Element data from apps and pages
§

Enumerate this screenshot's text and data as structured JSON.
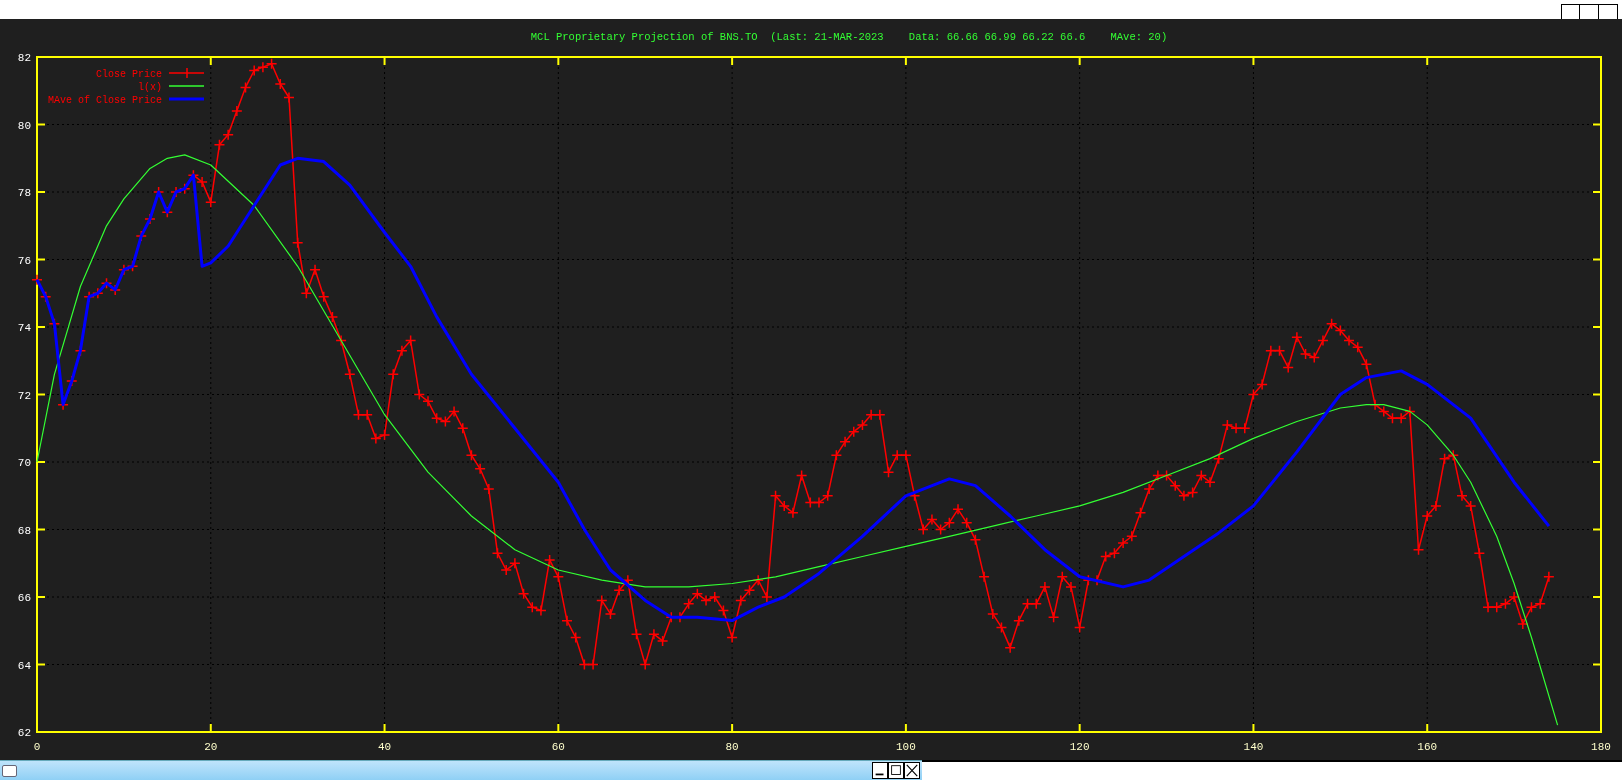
{
  "chart": {
    "chart_data": {
      "type": "line",
      "title": "MCL Proprietary Projection of BNS.TO  (Last: 21-MAR-2023    Data: 66.66 66.99 66.22 66.6    MAve: 20)",
      "xlim": [
        0,
        180
      ],
      "ylim": [
        62,
        82
      ],
      "grid": true,
      "legend": true,
      "xticks": [
        0,
        20,
        40,
        60,
        80,
        100,
        120,
        140,
        160,
        180
      ],
      "yticks": [
        62,
        64,
        66,
        68,
        70,
        72,
        74,
        76,
        78,
        80,
        82
      ],
      "series": [
        {
          "name": "Close Price",
          "color": "#ff0000",
          "marker": "plus",
          "x": [
            0,
            1,
            2,
            3,
            4,
            5,
            6,
            7,
            8,
            9,
            10,
            11,
            12,
            13,
            14,
            15,
            16,
            17,
            18,
            19,
            20,
            21,
            22,
            23,
            24,
            25,
            26,
            27,
            28,
            29,
            30,
            31,
            32,
            33,
            34,
            35,
            36,
            37,
            38,
            39,
            40,
            41,
            42,
            43,
            44,
            45,
            46,
            47,
            48,
            49,
            50,
            51,
            52,
            53,
            54,
            55,
            56,
            57,
            58,
            59,
            60,
            61,
            62,
            63,
            64,
            65,
            66,
            67,
            68,
            69,
            70,
            71,
            72,
            73,
            74,
            75,
            76,
            77,
            78,
            79,
            80,
            81,
            82,
            83,
            84,
            85,
            86,
            87,
            88,
            89,
            90,
            91,
            92,
            93,
            94,
            95,
            96,
            97,
            98,
            99,
            100,
            101,
            102,
            103,
            104,
            105,
            106,
            107,
            108,
            109,
            110,
            111,
            112,
            113,
            114,
            115,
            116,
            117,
            118,
            119,
            120,
            121,
            122,
            123,
            124,
            125,
            126,
            127,
            128,
            129,
            130,
            131,
            132,
            133,
            134,
            135,
            136,
            137,
            138,
            139,
            140,
            141,
            142,
            143,
            144,
            145,
            146,
            147,
            148,
            149,
            150,
            151,
            152,
            153,
            154,
            155,
            156,
            157,
            158,
            159,
            160,
            161,
            162,
            163,
            164,
            165,
            166,
            167,
            168,
            169,
            170,
            171,
            172,
            173,
            174
          ],
          "values": [
            75.4,
            74.9,
            74.1,
            71.7,
            72.4,
            73.3,
            74.9,
            75.0,
            75.3,
            75.1,
            75.7,
            75.8,
            76.7,
            77.2,
            78.0,
            77.4,
            78.0,
            78.1,
            78.5,
            78.3,
            77.7,
            79.4,
            79.7,
            80.4,
            81.1,
            81.6,
            81.7,
            81.8,
            81.2,
            80.8,
            76.5,
            75.0,
            75.7,
            74.9,
            74.3,
            73.6,
            72.6,
            71.4,
            71.4,
            70.7,
            70.8,
            72.6,
            73.3,
            73.6,
            72.0,
            71.8,
            71.3,
            71.2,
            71.5,
            71.0,
            70.2,
            69.8,
            69.2,
            67.3,
            66.8,
            67.0,
            66.1,
            65.7,
            65.6,
            67.1,
            66.6,
            65.3,
            64.8,
            64.0,
            64.0,
            65.9,
            65.5,
            66.2,
            66.5,
            64.9,
            64.0,
            64.9,
            64.7,
            65.4,
            65.4,
            65.8,
            66.1,
            65.9,
            66.0,
            65.6,
            64.8,
            65.9,
            66.2,
            66.5,
            66.0,
            69.0,
            68.7,
            68.5,
            69.6,
            68.8,
            68.8,
            69.0,
            70.2,
            70.6,
            70.9,
            71.1,
            71.4,
            71.4,
            69.7,
            70.2,
            70.2,
            69.0,
            68.0,
            68.3,
            68.0,
            68.2,
            68.6,
            68.2,
            67.7,
            66.6,
            65.5,
            65.1,
            64.5,
            65.3,
            65.8,
            65.8,
            66.3,
            65.4,
            66.6,
            66.3,
            65.1,
            66.5,
            66.5,
            67.2,
            67.3,
            67.6,
            67.8,
            68.5,
            69.2,
            69.6,
            69.6,
            69.3,
            69.0,
            69.1,
            69.6,
            69.4,
            70.1,
            71.1,
            71.0,
            71.0,
            72.0,
            72.3,
            73.3,
            73.3,
            72.8,
            73.7,
            73.2,
            73.1,
            73.6,
            74.1,
            73.9,
            73.6,
            73.4,
            72.9,
            71.7,
            71.5,
            71.3,
            71.3,
            71.5,
            67.4,
            68.4,
            68.7,
            70.1,
            70.2,
            69.0,
            68.7,
            67.3,
            65.7,
            65.7,
            65.8,
            66.0,
            65.2,
            65.7,
            65.8,
            66.6
          ]
        },
        {
          "name": "l(x)",
          "color": "#33ff33",
          "marker": "none",
          "x": [
            0,
            2,
            5,
            8,
            10,
            13,
            15,
            17,
            20,
            25,
            30,
            35,
            40,
            45,
            50,
            55,
            60,
            65,
            70,
            75,
            80,
            85,
            90,
            95,
            100,
            105,
            110,
            115,
            120,
            125,
            130,
            135,
            140,
            145,
            150,
            153,
            155,
            158,
            160,
            163,
            165,
            168,
            170,
            172,
            175
          ],
          "values": [
            70.0,
            72.6,
            75.2,
            77.0,
            77.8,
            78.7,
            79.0,
            79.1,
            78.8,
            77.6,
            75.8,
            73.6,
            71.4,
            69.7,
            68.4,
            67.4,
            66.8,
            66.5,
            66.3,
            66.3,
            66.4,
            66.6,
            66.9,
            67.2,
            67.5,
            67.8,
            68.1,
            68.4,
            68.7,
            69.1,
            69.6,
            70.1,
            70.7,
            71.2,
            71.6,
            71.7,
            71.7,
            71.5,
            71.1,
            70.2,
            69.4,
            67.8,
            66.4,
            64.8,
            62.2
          ]
        },
        {
          "name": "MAve of Close Price",
          "color": "#0000ff",
          "marker": "none",
          "x": [
            0,
            1,
            2,
            3,
            4,
            5,
            6,
            7,
            8,
            9,
            10,
            11,
            12,
            13,
            14,
            15,
            16,
            17,
            18,
            19,
            20,
            22,
            25,
            28,
            30,
            33,
            36,
            40,
            43,
            46,
            50,
            55,
            60,
            63,
            66,
            70,
            73,
            76,
            80,
            83,
            86,
            90,
            95,
            100,
            105,
            108,
            112,
            116,
            120,
            125,
            128,
            132,
            136,
            140,
            145,
            150,
            153,
            157,
            160,
            165,
            170,
            174
          ],
          "values": [
            75.4,
            74.9,
            74.1,
            71.7,
            72.4,
            73.3,
            74.9,
            75.0,
            75.3,
            75.1,
            75.7,
            75.8,
            76.7,
            77.2,
            78.0,
            77.4,
            78.0,
            78.1,
            78.5,
            75.8,
            75.9,
            76.4,
            77.6,
            78.8,
            79.0,
            78.9,
            78.2,
            76.8,
            75.8,
            74.3,
            72.6,
            71.0,
            69.4,
            68.0,
            66.8,
            65.9,
            65.4,
            65.4,
            65.3,
            65.7,
            66.0,
            66.7,
            67.8,
            69.0,
            69.5,
            69.3,
            68.4,
            67.4,
            66.6,
            66.3,
            66.5,
            67.2,
            67.9,
            68.7,
            70.3,
            72.0,
            72.5,
            72.7,
            72.3,
            71.3,
            69.4,
            68.1
          ]
        }
      ]
    }
  }
}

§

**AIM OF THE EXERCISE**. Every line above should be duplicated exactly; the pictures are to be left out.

**EXERCISE SOLUTION**.
Enumerate this screenshot's text and data as structured JSON.
{
  "chart": {
    "chart_data": {
      "type": "line",
      "title": "MCL Proprietary Projection of BNS.TO  (Last: 21-MAR-2023    Data: 66.66 66.99 66.22 66.6    MAve: 20)",
      "xlim": [
        0,
        180
      ],
      "ylim": [
        62,
        82
      ],
      "grid": true,
      "legend": true,
      "xticks": [
        0,
        20,
        40,
        60,
        80,
        100,
        120,
        140,
        160,
        180
      ],
      "yticks": [
        62,
        64,
        66,
        68,
        70,
        72,
        74,
        76,
        78,
        80,
        82
      ],
      "series": [
        {
          "name": "Close Price",
          "color": "#ff0000",
          "marker": "plus",
          "x": [
            0,
            1,
            2,
            3,
            4,
            5,
            6,
            7,
            8,
            9,
            10,
            11,
            12,
            13,
            14,
            15,
            16,
            17,
            18,
            19,
            20,
            21,
            22,
            23,
            24,
            25,
            26,
            27,
            28,
            29,
            30,
            31,
            32,
            33,
            34,
            35,
            36,
            37,
            38,
            39,
            40,
            41,
            42,
            43,
            44,
            45,
            46,
            47,
            48,
            49,
            50,
            51,
            52,
            53,
            54,
            55,
            56,
            57,
            58,
            59,
            60,
            61,
            62,
            63,
            64,
            65,
            66,
            67,
            68,
            69,
            70,
            71,
            72,
            73,
            74,
            75,
            76,
            77,
            78,
            79,
            80,
            81,
            82,
            83,
            84,
            85,
            86,
            87,
            88,
            89,
            90,
            91,
            92,
            93,
            94,
            95,
            96,
            97,
            98,
            99,
            100,
            101,
            102,
            103,
            104,
            105,
            106,
            107,
            108,
            109,
            110,
            111,
            112,
            113,
            114,
            115,
            116,
            117,
            118,
            119,
            120,
            121,
            122,
            123,
            124,
            125,
            126,
            127,
            128,
            129,
            130,
            131,
            132,
            133,
            134,
            135,
            136,
            137,
            138,
            139,
            140,
            141,
            142,
            143,
            144,
            145,
            146,
            147,
            148,
            149,
            150,
            151,
            152,
            153,
            154,
            155,
            156,
            157,
            158,
            159,
            160,
            161,
            162,
            163,
            164,
            165,
            166,
            167,
            168,
            169,
            170,
            171,
            172,
            173,
            174
          ],
          "values": [
            75.4,
            74.9,
            74.1,
            71.7,
            72.4,
            73.3,
            74.9,
            75.0,
            75.3,
            75.1,
            75.7,
            75.8,
            76.7,
            77.2,
            78.0,
            77.4,
            78.0,
            78.1,
            78.5,
            78.3,
            77.7,
            79.4,
            79.7,
            80.4,
            81.1,
            81.6,
            81.7,
            81.8,
            81.2,
            80.8,
            76.5,
            75.0,
            75.7,
            74.9,
            74.3,
            73.6,
            72.6,
            71.4,
            71.4,
            70.7,
            70.8,
            72.6,
            73.3,
            73.6,
            72.0,
            71.8,
            71.3,
            71.2,
            71.5,
            71.0,
            70.2,
            69.8,
            69.2,
            67.3,
            66.8,
            67.0,
            66.1,
            65.7,
            65.6,
            67.1,
            66.6,
            65.3,
            64.8,
            64.0,
            64.0,
            65.9,
            65.5,
            66.2,
            66.5,
            64.9,
            64.0,
            64.9,
            64.7,
            65.4,
            65.4,
            65.8,
            66.1,
            65.9,
            66.0,
            65.6,
            64.8,
            65.9,
            66.2,
            66.5,
            66.0,
            69.0,
            68.7,
            68.5,
            69.6,
            68.8,
            68.8,
            69.0,
            70.2,
            70.6,
            70.9,
            71.1,
            71.4,
            71.4,
            69.7,
            70.2,
            70.2,
            69.0,
            68.0,
            68.3,
            68.0,
            68.2,
            68.6,
            68.2,
            67.7,
            66.6,
            65.5,
            65.1,
            64.5,
            65.3,
            65.8,
            65.8,
            66.3,
            65.4,
            66.6,
            66.3,
            65.1,
            66.5,
            66.5,
            67.2,
            67.3,
            67.6,
            67.8,
            68.5,
            69.2,
            69.6,
            69.6,
            69.3,
            69.0,
            69.1,
            69.6,
            69.4,
            70.1,
            71.1,
            71.0,
            71.0,
            72.0,
            72.3,
            73.3,
            73.3,
            72.8,
            73.7,
            73.2,
            73.1,
            73.6,
            74.1,
            73.9,
            73.6,
            73.4,
            72.9,
            71.7,
            71.5,
            71.3,
            71.3,
            71.5,
            67.4,
            68.4,
            68.7,
            70.1,
            70.2,
            69.0,
            68.7,
            67.3,
            65.7,
            65.7,
            65.8,
            66.0,
            65.2,
            65.7,
            65.8,
            66.6
          ]
        },
        {
          "name": "l(x)",
          "color": "#33ff33",
          "marker": "none",
          "x": [
            0,
            2,
            5,
            8,
            10,
            13,
            15,
            17,
            20,
            25,
            30,
            35,
            40,
            45,
            50,
            55,
            60,
            65,
            70,
            75,
            80,
            85,
            90,
            95,
            100,
            105,
            110,
            115,
            120,
            125,
            130,
            135,
            140,
            145,
            150,
            153,
            155,
            158,
            160,
            163,
            165,
            168,
            170,
            172,
            175
          ],
          "values": [
            70.0,
            72.6,
            75.2,
            77.0,
            77.8,
            78.7,
            79.0,
            79.1,
            78.8,
            77.6,
            75.8,
            73.6,
            71.4,
            69.7,
            68.4,
            67.4,
            66.8,
            66.5,
            66.3,
            66.3,
            66.4,
            66.6,
            66.9,
            67.2,
            67.5,
            67.8,
            68.1,
            68.4,
            68.7,
            69.1,
            69.6,
            70.1,
            70.7,
            71.2,
            71.6,
            71.7,
            71.7,
            71.5,
            71.1,
            70.2,
            69.4,
            67.8,
            66.4,
            64.8,
            62.2
          ]
        },
        {
          "name": "MAve of Close Price",
          "color": "#0000ff",
          "marker": "none",
          "x": [
            0,
            1,
            2,
            3,
            4,
            5,
            6,
            7,
            8,
            9,
            10,
            11,
            12,
            13,
            14,
            15,
            16,
            17,
            18,
            19,
            20,
            22,
            25,
            28,
            30,
            33,
            36,
            40,
            43,
            46,
            50,
            55,
            60,
            63,
            66,
            70,
            73,
            76,
            80,
            83,
            86,
            90,
            95,
            100,
            105,
            108,
            112,
            116,
            120,
            125,
            128,
            132,
            136,
            140,
            145,
            150,
            153,
            157,
            160,
            165,
            170,
            174
          ],
          "values": [
            75.4,
            74.9,
            74.1,
            71.7,
            72.4,
            73.3,
            74.9,
            75.0,
            75.3,
            75.1,
            75.7,
            75.8,
            76.7,
            77.2,
            78.0,
            77.4,
            78.0,
            78.1,
            78.5,
            75.8,
            75.9,
            76.4,
            77.6,
            78.8,
            79.0,
            78.9,
            78.2,
            76.8,
            75.8,
            74.3,
            72.6,
            71.0,
            69.4,
            68.0,
            66.8,
            65.9,
            65.4,
            65.4,
            65.3,
            65.7,
            66.0,
            66.7,
            67.8,
            69.0,
            69.5,
            69.3,
            68.4,
            67.4,
            66.6,
            66.3,
            66.5,
            67.2,
            67.9,
            68.7,
            70.3,
            72.0,
            72.5,
            72.7,
            72.3,
            71.3,
            69.4,
            68.1
          ]
        }
      ]
    }
  }
}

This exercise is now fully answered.